We now left the river, and proceeded on foot, sorry that we had not done so the day before. The men were thoroughly frightened, they had never seen such perilous navigation. They would carry all the loads, rather than risk Kebrabasa any longer; but the fatigue of a day's march over the hot rocks and burning sand changed their tune before night; and then they regretted having left the canoes; they thought they should have dragged them past the dangerous places, and then launched them again. One of the two donkeys died from exhaustion near the Luia. Though the men eat zebras and quaggas, blood relations of the donkey, they were shocked at the idea of eating the ass; "it would be like eating man himself, because the donkey lives with man, and is his bosom companion." We met two large trading parties of Tette slaves on their way to Zumbo, leading, to be sold for ivory, a number of Manganja women, with ropes round their necks, and all made fast to one long rope.
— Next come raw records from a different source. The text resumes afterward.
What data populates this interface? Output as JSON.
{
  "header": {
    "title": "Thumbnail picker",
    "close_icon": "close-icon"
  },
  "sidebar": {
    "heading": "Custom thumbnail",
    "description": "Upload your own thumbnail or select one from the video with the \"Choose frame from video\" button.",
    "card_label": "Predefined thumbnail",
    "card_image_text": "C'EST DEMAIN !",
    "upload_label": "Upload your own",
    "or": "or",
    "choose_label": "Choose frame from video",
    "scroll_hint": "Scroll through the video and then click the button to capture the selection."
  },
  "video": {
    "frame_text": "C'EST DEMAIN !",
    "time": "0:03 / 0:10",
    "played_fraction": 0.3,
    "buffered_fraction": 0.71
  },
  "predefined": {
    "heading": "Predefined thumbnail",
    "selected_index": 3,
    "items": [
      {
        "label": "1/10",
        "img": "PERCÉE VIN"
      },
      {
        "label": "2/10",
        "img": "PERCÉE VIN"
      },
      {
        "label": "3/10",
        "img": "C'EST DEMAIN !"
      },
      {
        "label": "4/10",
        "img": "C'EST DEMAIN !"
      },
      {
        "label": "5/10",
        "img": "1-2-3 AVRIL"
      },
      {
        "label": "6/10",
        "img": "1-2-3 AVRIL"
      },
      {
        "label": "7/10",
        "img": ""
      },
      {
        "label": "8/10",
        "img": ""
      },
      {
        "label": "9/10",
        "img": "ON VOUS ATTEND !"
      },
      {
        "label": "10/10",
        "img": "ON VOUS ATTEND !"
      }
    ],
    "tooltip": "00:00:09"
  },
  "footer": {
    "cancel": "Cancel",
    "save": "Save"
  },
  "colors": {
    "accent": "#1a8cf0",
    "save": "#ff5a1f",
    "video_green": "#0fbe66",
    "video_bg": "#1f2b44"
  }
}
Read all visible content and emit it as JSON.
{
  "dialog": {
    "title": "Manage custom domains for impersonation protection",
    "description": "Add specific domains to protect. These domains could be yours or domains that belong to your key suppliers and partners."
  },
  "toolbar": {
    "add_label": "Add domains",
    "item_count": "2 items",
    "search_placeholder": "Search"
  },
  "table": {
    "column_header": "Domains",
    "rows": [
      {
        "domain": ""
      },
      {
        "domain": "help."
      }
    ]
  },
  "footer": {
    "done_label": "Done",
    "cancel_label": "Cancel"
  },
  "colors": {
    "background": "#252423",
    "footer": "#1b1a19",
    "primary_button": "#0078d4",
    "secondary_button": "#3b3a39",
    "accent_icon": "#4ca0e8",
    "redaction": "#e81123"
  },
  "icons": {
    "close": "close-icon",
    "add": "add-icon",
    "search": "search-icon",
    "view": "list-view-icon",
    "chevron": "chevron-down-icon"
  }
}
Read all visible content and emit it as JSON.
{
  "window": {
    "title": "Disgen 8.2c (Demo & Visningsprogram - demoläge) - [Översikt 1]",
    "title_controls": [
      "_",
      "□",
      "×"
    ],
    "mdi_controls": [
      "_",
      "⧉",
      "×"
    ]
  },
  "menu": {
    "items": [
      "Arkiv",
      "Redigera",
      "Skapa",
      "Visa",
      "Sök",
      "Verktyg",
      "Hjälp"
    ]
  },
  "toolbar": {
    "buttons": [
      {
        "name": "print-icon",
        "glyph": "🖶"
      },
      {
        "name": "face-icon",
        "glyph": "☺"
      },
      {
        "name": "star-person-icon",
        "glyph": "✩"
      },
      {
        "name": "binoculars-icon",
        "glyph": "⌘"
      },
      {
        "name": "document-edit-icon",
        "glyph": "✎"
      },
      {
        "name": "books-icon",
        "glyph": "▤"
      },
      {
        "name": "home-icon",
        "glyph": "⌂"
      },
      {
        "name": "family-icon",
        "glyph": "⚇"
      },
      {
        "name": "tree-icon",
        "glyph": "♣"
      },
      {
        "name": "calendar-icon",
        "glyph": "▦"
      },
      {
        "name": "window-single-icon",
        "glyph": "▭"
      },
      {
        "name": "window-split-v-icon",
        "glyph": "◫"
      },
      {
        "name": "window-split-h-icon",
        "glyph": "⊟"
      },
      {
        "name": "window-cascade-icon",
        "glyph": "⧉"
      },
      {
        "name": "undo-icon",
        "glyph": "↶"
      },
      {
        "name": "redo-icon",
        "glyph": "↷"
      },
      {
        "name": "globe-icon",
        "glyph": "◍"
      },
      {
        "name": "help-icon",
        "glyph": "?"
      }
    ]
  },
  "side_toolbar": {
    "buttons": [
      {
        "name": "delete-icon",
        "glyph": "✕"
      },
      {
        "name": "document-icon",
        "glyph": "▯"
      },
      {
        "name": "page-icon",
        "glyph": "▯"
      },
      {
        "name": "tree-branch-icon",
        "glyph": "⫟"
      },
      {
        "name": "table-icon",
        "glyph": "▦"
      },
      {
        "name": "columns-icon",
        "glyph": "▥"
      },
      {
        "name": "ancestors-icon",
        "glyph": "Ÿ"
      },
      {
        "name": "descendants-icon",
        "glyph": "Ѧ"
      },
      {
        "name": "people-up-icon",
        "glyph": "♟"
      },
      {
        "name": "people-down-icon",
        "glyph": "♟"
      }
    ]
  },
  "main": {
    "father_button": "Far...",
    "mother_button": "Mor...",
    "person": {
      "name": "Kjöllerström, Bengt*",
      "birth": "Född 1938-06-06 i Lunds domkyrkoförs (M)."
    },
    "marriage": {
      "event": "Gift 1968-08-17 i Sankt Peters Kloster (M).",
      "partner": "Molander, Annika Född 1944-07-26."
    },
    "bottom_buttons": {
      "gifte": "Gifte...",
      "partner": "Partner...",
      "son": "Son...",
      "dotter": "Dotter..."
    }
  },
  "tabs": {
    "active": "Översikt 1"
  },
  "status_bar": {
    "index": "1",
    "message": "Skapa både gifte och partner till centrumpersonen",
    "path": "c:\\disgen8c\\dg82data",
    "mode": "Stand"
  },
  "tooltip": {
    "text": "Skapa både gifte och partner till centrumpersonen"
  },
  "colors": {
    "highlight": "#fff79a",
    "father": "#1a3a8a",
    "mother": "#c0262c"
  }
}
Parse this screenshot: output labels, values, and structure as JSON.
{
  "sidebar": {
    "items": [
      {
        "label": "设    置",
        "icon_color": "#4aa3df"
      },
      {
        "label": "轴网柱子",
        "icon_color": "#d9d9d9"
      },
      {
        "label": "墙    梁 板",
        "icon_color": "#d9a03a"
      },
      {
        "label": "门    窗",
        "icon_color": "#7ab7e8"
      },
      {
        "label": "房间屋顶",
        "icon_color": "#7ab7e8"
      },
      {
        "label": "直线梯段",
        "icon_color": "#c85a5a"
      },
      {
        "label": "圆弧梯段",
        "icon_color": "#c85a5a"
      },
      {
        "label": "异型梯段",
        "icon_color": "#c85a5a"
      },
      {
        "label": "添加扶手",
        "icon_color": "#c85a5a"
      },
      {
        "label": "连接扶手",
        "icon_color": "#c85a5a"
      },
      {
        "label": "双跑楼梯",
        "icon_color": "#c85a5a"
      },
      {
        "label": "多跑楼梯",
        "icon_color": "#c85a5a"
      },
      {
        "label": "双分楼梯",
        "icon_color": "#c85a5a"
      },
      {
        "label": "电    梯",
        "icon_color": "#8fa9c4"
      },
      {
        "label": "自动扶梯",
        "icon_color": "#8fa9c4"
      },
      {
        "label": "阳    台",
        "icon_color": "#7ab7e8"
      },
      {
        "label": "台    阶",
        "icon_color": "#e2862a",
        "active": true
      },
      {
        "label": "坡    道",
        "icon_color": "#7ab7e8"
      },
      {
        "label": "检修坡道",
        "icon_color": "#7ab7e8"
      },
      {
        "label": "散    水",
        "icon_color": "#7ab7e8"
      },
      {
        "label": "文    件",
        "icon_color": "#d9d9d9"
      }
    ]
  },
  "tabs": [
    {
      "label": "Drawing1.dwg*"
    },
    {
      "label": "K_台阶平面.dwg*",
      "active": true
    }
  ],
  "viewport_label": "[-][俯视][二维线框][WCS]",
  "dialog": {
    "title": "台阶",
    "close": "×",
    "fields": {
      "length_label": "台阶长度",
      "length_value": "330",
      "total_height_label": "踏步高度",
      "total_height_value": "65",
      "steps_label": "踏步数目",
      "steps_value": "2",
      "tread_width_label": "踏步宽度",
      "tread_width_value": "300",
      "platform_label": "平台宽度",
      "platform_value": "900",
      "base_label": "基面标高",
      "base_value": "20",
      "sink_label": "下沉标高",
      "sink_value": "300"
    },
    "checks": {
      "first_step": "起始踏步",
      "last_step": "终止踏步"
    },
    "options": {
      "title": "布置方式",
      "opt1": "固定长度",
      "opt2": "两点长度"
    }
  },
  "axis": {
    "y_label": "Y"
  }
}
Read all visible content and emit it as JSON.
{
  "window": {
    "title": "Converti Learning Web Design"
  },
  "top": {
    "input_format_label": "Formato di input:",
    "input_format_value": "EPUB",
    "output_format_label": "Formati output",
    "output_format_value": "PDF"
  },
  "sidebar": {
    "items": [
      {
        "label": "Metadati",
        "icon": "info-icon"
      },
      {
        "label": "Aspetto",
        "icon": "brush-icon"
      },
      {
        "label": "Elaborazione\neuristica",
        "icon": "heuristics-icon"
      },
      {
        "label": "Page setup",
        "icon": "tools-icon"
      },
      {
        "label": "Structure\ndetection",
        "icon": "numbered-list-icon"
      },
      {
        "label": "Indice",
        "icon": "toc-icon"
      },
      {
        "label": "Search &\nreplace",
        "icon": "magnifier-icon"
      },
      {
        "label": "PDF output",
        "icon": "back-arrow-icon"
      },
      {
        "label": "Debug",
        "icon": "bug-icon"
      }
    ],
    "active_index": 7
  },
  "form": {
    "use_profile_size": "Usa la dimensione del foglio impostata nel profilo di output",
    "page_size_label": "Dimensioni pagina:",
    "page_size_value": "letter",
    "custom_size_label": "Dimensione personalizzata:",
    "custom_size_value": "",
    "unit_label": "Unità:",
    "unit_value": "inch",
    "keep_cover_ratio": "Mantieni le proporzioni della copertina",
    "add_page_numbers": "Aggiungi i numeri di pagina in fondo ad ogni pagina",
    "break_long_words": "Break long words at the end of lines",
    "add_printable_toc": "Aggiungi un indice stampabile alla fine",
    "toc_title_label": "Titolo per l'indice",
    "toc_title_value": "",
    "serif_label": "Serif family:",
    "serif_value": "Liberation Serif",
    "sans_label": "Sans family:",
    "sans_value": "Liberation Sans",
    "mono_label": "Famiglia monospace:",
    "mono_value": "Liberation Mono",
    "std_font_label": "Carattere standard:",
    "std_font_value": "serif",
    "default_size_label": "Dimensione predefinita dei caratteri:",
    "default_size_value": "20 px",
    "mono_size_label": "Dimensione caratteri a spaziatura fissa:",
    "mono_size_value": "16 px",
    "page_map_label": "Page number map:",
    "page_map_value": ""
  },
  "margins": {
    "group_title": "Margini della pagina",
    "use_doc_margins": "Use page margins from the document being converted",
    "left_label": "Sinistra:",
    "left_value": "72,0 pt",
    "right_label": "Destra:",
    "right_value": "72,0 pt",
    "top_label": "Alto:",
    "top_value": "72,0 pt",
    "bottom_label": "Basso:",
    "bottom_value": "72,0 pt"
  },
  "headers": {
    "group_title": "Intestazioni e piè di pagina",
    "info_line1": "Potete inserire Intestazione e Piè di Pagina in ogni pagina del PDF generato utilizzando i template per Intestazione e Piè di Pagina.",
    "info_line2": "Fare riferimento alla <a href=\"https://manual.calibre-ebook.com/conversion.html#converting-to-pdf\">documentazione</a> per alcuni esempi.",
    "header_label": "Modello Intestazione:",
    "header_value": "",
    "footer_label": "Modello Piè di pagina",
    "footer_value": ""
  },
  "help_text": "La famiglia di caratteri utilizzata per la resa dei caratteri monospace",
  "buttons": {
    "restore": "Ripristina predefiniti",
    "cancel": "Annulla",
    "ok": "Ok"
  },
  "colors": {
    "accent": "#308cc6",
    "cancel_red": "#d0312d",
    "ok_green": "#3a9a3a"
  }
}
Panzo, the headman of the village east of Kebrabasa, received us with great kindness. After the usual salutation he went up the hill, and, in a loud voice, called across the valley to the women of several hamlets to cook supper for us. About eight in the evening he returned, followed by a procession of women, bringing the food. There were eight dishes of nsima, or porridge, six of different sorts of very good wild vegetables, with dishes of beans and fowls; all deliciously well cooked, and scrupulously clean. The wooden dishes were nearly as white as the meal itself: food also was brought for our men. Ripe mangoes, which usually indicate the vicinity of the Portuguese, were found on the 21st November; and we reached Tette early on the 23rd, having been absent a little over six months.